Thanks everyone for the replies!
I’ve thought about using the spaced repetition plugin but am really hesitant to move from anki.
I like the idea of implementing my notes and linking then etc. I think that was my original plan but it’s nice to have some affirmation!
Hey thanks for your reply! When you discussed linking articles, are you using a zettelkasten method or something different?
Also I’m thinking of using MOCs which it sounds like you have sort of done?
My notes are at least influenced by zettelkasten, if not yet a proper zettelkasten. I hope to get there eventually, but I’m definitely in early days.
I think, in your described case, MOCs can be helpful. For me, it’s a pretty natural development. There are just natural levels of my field I want to take notes on, but still broad categories. There are definitely connections between areas (medications for different uses/disease treatments is a great example), but definitely clear hierarchical groups. I’m not even sure I had an understanding of MOC’s when I started making what I’m making, and I would definitely say that my MOCs don’t have overarching notes and summaries and ideas in them, but, for what I’m building, that’s fine.
I’m creating a reference framework for articles I want to remember or at least to have key ideas when I’m thinking about things. I discovered I kept saving the same articles when a clinical question came up. As I build my system, I’ve started to alleviate that problem (still incorporating articles I’ve collected over the years and new ones).
Overtime, I have no doubt the system I have will evolve, particularly pulling more random ideas of my own together and integrating them into all these reference notes.
Hope that helps.
I use Obsidian’s plugin integration with Anki. Here is my workflow:
- I write all my notes on a given topic in one file using the headings to create structure. I will name the file after its lecture and a tag for the specialty it is under.
- I will write the notes in a question and answer format adding a #card to generate a flashcard in Anki. Sometimes I will use the mindmap plugin to visualize.
- After I am done with all my notes I will use the note refractor to generate subfiles(backlinks) of the headings.
- Whenever I am writing on a specific disease I will use a template with the following
- Definition(pathofysiologi, epidemiology, classifikation)
- Clinical findings
I find myself writing “evergreen notes” with long titles detailing principles of management as I go on. I find it quite impractical to write everything about a condition in one single note.

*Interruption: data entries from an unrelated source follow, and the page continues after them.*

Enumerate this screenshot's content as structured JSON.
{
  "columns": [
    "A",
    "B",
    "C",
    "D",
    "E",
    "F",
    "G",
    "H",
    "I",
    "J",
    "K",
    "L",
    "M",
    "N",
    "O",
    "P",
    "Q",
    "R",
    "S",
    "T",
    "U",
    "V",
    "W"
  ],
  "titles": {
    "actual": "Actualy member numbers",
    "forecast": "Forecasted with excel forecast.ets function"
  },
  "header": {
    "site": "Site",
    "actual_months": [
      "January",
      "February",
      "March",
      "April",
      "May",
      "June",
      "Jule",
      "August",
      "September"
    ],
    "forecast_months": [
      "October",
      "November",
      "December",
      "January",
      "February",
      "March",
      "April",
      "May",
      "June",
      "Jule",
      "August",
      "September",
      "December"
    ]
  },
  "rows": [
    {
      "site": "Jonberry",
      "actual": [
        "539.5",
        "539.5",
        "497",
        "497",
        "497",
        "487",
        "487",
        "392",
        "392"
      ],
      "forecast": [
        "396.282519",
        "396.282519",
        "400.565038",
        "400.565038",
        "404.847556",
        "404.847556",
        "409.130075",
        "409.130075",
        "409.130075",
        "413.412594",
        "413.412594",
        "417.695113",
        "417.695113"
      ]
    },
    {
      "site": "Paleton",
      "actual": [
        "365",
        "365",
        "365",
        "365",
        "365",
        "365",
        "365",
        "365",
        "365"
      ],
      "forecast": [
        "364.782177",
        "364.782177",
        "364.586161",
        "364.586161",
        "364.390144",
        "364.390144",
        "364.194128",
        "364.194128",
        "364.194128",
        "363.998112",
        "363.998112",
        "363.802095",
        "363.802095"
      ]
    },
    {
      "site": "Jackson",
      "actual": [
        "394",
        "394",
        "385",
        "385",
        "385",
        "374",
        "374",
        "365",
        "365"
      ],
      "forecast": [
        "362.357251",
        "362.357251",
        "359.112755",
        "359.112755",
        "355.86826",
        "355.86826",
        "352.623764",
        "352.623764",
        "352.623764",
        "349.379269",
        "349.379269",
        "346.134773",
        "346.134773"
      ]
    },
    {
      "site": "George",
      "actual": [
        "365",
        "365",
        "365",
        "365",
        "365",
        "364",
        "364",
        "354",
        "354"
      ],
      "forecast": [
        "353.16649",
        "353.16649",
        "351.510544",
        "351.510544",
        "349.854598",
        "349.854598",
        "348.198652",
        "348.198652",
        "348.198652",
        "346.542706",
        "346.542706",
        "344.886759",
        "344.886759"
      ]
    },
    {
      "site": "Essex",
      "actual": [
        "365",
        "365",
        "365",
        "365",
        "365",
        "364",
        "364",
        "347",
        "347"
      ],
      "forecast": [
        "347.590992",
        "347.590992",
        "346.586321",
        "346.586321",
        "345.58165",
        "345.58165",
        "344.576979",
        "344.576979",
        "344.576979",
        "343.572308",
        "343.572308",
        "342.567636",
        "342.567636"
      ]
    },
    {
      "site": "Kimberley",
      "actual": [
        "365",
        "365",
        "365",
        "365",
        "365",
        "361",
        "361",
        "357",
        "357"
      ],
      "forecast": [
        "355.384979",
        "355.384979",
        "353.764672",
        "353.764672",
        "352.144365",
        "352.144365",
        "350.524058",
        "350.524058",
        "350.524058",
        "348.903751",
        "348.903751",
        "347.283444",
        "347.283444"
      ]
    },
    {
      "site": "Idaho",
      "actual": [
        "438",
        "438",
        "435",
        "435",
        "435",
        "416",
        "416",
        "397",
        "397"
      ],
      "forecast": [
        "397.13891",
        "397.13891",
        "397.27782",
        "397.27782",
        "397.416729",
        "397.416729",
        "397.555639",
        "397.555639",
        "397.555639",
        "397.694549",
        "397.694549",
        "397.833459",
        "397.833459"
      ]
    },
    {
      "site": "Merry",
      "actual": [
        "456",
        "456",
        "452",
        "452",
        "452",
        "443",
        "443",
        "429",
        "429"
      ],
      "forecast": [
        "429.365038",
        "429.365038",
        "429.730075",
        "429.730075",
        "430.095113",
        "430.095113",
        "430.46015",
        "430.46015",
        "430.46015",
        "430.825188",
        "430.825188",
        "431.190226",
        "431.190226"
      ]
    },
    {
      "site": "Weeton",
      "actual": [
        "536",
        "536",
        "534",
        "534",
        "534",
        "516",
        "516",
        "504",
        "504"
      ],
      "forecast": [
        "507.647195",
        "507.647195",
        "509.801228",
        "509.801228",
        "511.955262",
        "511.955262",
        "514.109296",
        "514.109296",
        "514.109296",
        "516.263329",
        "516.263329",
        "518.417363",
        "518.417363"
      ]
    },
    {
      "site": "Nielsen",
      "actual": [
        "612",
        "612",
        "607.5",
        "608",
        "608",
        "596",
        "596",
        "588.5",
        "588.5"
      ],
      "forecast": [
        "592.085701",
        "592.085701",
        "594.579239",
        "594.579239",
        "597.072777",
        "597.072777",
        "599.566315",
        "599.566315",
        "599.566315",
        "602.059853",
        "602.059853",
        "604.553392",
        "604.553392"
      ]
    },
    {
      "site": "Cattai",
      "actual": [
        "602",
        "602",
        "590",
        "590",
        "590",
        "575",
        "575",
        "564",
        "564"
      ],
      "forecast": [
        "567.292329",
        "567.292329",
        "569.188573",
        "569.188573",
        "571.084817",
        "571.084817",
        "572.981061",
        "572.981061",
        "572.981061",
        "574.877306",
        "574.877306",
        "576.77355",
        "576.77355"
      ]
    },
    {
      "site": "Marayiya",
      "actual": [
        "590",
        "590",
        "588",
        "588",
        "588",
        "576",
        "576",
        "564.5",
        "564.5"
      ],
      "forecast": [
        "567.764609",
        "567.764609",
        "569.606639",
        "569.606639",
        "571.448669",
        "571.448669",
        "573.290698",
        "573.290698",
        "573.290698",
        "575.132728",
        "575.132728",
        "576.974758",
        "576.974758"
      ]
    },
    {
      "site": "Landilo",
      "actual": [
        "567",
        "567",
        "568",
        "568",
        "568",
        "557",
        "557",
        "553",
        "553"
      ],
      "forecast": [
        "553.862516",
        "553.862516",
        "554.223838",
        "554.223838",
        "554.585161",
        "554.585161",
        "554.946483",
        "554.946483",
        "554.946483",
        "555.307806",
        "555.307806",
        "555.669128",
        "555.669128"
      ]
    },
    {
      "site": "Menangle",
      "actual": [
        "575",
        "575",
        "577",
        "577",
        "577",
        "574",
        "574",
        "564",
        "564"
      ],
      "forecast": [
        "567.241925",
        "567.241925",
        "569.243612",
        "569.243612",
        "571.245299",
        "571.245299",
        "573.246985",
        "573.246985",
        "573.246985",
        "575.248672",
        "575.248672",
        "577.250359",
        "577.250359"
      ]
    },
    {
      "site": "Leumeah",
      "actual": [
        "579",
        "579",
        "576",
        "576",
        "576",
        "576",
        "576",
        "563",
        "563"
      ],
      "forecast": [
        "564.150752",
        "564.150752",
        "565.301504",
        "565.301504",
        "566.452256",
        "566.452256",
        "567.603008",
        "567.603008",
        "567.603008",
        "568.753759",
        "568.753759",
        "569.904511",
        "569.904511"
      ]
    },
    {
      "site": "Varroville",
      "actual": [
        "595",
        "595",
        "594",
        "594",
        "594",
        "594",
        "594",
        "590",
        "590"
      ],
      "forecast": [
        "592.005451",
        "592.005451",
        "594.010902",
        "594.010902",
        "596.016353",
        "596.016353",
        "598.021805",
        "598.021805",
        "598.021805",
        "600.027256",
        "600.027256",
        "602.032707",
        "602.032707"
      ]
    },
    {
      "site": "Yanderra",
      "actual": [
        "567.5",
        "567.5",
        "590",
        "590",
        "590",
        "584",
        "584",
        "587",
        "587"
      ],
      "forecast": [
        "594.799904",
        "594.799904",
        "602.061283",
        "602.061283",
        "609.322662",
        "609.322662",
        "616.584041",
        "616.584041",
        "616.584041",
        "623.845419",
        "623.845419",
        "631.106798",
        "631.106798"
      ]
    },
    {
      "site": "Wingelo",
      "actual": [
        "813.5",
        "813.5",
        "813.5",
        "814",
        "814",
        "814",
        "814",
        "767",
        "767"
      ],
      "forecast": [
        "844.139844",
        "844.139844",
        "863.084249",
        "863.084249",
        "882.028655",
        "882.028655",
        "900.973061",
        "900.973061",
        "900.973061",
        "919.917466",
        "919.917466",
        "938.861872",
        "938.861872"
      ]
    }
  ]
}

For example, I could talk about the principle of managing someone with fluid overload and the various complications /comorbidities that could steer the management either way.
Thanks for your reply - I was thinking of doing something similar! With regards to Anki, I am a big believer in the cloze deletion. I believe this is possible, but do you find that when you look back at the note, you find the formatting annoying? I could’ve just totally misinterpreted you, so sorry if that’s the case!
Yeah I think I was going to do something along those lines too. Thanks, it’s really nice to see the different ways people are going about it!
As a doctor, i find obsidian to be a little too much for creating notes on everything. Because it creates clutter and confusion.
Plus recall is limited and obfuscated.
My workflow is this :
I have created a sort of supertext in onenote , as its best for annotations and images. ( which obsidian lacks/ or is too time consuming to do )
One note has the fastest search feature on the PC
- I use marginnotes 3 as my primary PDF reader app - where i read and annotate
- Margin notes export features are really good. i export all the text to onenote.
- Also Marginnotes can AUTOMATICALLY create ANKI cards that you can export as a deck.
- I use it for CASE PAPERS - helps me interconnect diseases and symptoms.
- I use it for CLlNICAL pearls
- and DISEASE scripts only.
So that i can retrieve a script in a very fast manner.
Thanks for contributing! I’m sure when I graduate and actually begin working as a doctor I’ll be in a similar boat. At the moment though I’m going to attempt to have my relevant notes in obsidian with MOCs as a way to maintain structure.
Also I’ve never heard of marginnotes and it looks amazing, so thank you for bringing that to my attention.